Charity In The Eye of Herman Melville's Bartleby the Scrivener
Melville was an American writer born on August 1, 1819 in NY,
New York. The writer penned many literature and later in existence wrote
poetry. He wrote Bartleby, The Scrivener with various themes. The
example of theme I'll point out is responsibility and compassion,
mortality, and charity.
example of topic in Bartleby, The Scrivener is certainly responsibility and
compassion. How responsible may be the narrator for Bartleby's salvation?
Our narrator fails the scrivener, who evidently needs help, but
Melville by no means demonizes his narrator. Actually, the narrator
seems to head to greater lengths than a lot of people would in his efforts
to help Bartleby. Nonetheless it appears far short of what's necessary, and
indisputably the narrator stops short of his restrictions. Should there be
limits to your will to help a guy, if his life reaches stake?
is important in "Bartleby," however, not in the most common sense.
Death pervades the report, much less the event with time that finishes a
life, but as a sort of poison permeating every part of the world we
live in. The action of living may be the real death. Living can be a tiring and
arduous process, packed with numbing compromises and submission to
meaningless duties.
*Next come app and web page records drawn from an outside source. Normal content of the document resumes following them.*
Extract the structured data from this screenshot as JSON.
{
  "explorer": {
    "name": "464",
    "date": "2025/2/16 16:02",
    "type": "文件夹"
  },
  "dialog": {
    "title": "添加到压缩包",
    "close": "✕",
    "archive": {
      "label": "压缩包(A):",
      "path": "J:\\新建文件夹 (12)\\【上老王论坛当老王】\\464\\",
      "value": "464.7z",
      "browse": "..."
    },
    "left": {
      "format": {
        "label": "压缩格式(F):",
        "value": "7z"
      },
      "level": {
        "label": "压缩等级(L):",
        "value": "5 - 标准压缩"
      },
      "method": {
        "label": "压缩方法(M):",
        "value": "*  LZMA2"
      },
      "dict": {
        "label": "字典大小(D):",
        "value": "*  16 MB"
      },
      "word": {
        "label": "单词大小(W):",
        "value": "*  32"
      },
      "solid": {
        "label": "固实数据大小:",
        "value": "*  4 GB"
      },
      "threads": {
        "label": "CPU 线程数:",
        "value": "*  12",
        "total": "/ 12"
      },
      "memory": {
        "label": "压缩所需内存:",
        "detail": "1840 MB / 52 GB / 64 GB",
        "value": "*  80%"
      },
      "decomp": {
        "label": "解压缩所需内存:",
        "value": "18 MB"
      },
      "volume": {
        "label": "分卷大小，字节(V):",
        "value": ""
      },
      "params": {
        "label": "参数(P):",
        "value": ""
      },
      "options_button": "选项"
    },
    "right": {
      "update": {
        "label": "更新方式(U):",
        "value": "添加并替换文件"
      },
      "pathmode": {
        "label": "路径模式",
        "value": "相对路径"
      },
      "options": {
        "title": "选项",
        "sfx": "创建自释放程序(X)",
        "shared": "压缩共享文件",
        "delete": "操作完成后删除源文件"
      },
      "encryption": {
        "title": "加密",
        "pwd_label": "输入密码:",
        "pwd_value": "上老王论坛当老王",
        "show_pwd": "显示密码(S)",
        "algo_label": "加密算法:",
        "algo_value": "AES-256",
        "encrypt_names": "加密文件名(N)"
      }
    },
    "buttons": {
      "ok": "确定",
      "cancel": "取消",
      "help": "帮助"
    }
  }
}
Our mortality is normally unavoidable, and our best
intentions tend to be futile. The ultimate image of the